Communication breakdown: why influencers feel brands lack the personal touch

What impedes partnerships between brands and influencers? New research shows advertisers are often failing to give YouTubers and bloggers creative freedom or personal recognition.


It’s common to think about what a brand might want from the influencers it uses, but what about when the boot is on the other foot? How could retailers make themselves more attractive to the kinds of online partners that they would like to work with? AI analytics platform HypeAuditor, has released the global results of its Influencer Outreach Survey, revealing what influencers want to see from brand partners and why they would refuse to work with brands. 

The survey, which polled over 1600 social media influencers across the globe, showed that 43 percent of influencers reported to have never or rarely received a personalised message from a brand tailored to their platform.

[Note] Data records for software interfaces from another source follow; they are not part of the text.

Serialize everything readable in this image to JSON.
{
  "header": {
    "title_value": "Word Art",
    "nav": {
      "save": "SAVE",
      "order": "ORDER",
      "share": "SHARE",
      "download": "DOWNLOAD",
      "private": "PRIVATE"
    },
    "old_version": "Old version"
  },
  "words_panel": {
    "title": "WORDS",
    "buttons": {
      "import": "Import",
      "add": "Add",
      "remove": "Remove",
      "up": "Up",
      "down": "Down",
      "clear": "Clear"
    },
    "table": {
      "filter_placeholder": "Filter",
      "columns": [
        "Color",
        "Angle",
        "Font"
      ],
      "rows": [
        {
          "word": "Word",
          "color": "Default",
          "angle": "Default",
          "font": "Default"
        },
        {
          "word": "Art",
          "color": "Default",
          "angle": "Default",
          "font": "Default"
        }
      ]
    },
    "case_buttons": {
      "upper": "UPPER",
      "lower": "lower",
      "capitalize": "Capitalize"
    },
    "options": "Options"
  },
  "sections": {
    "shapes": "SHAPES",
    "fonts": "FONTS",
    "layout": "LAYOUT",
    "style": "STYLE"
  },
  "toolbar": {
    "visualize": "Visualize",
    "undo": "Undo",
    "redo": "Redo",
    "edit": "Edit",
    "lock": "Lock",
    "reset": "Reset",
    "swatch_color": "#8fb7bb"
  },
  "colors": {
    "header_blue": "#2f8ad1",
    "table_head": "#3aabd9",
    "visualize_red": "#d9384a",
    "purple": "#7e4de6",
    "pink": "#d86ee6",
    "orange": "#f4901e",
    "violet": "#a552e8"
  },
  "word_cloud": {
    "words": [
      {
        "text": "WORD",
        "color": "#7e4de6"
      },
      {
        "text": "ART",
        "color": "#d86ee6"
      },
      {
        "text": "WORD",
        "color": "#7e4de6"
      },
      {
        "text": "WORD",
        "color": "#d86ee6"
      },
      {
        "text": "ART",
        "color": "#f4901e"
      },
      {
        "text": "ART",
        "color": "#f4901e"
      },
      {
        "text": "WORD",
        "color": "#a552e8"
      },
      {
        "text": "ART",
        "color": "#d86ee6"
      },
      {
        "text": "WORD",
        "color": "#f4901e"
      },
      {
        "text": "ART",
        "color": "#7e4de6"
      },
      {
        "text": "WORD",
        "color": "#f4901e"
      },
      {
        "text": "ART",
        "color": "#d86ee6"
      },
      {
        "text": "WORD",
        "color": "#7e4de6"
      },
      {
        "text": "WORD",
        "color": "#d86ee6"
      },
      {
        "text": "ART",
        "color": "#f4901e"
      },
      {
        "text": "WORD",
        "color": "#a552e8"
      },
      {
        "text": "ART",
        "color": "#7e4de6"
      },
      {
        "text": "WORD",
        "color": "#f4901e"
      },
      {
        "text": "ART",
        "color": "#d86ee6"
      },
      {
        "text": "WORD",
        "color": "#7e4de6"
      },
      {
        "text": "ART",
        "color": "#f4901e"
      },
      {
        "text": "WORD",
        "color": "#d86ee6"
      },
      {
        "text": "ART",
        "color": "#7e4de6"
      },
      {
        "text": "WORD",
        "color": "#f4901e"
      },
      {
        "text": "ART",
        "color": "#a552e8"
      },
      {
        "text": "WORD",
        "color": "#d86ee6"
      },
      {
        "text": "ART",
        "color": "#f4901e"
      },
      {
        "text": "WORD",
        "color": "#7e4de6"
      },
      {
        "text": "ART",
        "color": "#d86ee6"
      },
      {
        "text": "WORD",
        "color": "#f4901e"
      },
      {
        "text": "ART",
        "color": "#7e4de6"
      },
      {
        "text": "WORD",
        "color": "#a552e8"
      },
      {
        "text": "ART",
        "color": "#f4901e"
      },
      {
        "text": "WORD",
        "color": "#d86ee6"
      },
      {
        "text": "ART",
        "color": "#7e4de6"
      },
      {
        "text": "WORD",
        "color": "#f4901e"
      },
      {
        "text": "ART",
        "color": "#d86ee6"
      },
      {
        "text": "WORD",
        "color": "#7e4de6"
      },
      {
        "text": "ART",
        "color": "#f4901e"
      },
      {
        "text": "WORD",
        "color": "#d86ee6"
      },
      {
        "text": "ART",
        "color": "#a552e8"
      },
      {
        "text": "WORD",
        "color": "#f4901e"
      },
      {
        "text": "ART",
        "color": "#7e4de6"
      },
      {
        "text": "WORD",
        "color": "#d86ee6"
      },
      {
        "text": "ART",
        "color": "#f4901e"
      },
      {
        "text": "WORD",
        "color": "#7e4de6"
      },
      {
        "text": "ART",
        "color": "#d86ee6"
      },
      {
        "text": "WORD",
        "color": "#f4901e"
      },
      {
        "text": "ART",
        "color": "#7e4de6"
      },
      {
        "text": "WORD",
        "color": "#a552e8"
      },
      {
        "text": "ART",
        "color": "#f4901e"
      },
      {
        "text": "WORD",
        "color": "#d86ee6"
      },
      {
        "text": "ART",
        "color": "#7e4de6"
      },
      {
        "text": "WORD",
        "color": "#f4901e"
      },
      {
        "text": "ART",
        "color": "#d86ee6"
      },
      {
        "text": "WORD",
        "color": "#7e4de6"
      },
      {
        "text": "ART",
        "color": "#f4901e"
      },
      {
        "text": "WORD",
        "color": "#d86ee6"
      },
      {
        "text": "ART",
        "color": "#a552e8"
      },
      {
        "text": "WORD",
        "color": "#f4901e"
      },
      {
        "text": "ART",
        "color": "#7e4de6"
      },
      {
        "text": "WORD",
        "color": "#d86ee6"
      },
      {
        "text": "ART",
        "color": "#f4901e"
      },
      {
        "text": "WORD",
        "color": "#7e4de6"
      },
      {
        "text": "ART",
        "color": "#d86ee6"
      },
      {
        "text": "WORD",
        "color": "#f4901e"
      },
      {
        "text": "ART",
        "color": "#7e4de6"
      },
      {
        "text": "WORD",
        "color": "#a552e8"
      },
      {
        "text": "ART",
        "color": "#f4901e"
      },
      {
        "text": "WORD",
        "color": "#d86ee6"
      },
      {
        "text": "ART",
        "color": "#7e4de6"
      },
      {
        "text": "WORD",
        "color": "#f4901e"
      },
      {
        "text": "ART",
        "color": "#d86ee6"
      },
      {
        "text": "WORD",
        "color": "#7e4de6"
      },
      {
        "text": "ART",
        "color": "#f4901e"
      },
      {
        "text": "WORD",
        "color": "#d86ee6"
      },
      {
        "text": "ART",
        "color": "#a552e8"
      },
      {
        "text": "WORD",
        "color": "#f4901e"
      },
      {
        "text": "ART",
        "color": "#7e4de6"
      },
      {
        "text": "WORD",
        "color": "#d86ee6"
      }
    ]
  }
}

This means that, in a large proportion of cases, influencers are being approached by brands with generic, cut-and-paste-style messages without personalisation to them or their platform. 

According to the new data, 38 percent of influencers would refuse to work with a brand if they have no creative freedom, while over a third (37 percent) receive at least three partnership proposals from brands each month, with the most popular enquiries including free product testings (33 percent), sponsor posts (31 percent), and brand ambassador proposals (18 percent).

The survey also revealed why influencers would refuse to work with a brand, with the top reasons being that they do not like or value the brand (51 percent), that they were not happy with the budget (42 percent) and they were told exactly what to write and had no creative freedom (38 percent). 

 When asked what they’d like to see in messages from brands, to make it easier to select potential brand partners, the following top reasons were selected:

  • 59 percent of influencers stated they’d like to see a clear idea of available budgets and expected deliverables.

  • 61 percent of influencers want a clear description of the product or service to be advertised.

  • More than half (51 percent) asked for information on the company they would be aligning with. 

“I am six feet tall, yet it does not stop petite clothing brands from contacting me”

Harriotte Lane (@harriotte_), Instagram beauty influencer and Miss International UK 2019 with a reach of 65.5k followers, shared her experience working with brands, reflecting on the lack of personalised messages: “It is often clear that brands are more interested in numbers of likes instead of relevant audience reach,” she said. “I am six feet tall, yet it does not stop petite clothing brands from contacting me for partnerships, which I find odd, especially when they suggest modelling their clothes while sitting down…” 

She added: “It would be nice for brands to encourage creative input, instead they often have a brief that is one size fits all.”

Direct contact is preferred

Despite the rise of social media talent agencies in the last decade, only 15 percent of influencers have opted to work with agents. In addition, more than two thirds (67 percent) of the influencers surveyed that work with agents and talent agencies prefer to be contacted directly by brands. In fact, 40 percent of all influencers questioned stated that they prefer to be contacted directly on their social platform. Email communications remain the preferred method by 51 percent of influencers surveyed.

On average, each month, most influencers (37 percent) receive one to three messages sent by brands; most enquiries are in relation to free product testings (for 33 percent influencers), collaboration on sponsor posts (31 percent influencers), and brand ambassador proposals (for 18 percent influencers). However, only one to two brands’ enquiries result in paid collaborations for almost 39 percent respondents.  

It seems clear that most influencers value a more personal touch, says Alex Frolov, CEO of HypeAuditor: “We know that the best brand and influencer relationships are based on authenticity and meaning. This research has reinforced that from an influencer perspective, it is so important for brands to strike the right tone in their communication to influencers, prioritising personalisation and clarity above anything else.”

To coincide with the launch of the Influencer Brand Survey, HypeAuditor has launched its Influencer Outreach tool, to allow marketers to research and liaise with influencers from within the HypeAuditor platform. Frolov believes this can be a big help to brands as they look to make valuable online partnerships: “With our new outreach tool, we’ve made it easier than ever for brands to discover, analyse and reach out to potential influencers, all in one platform.”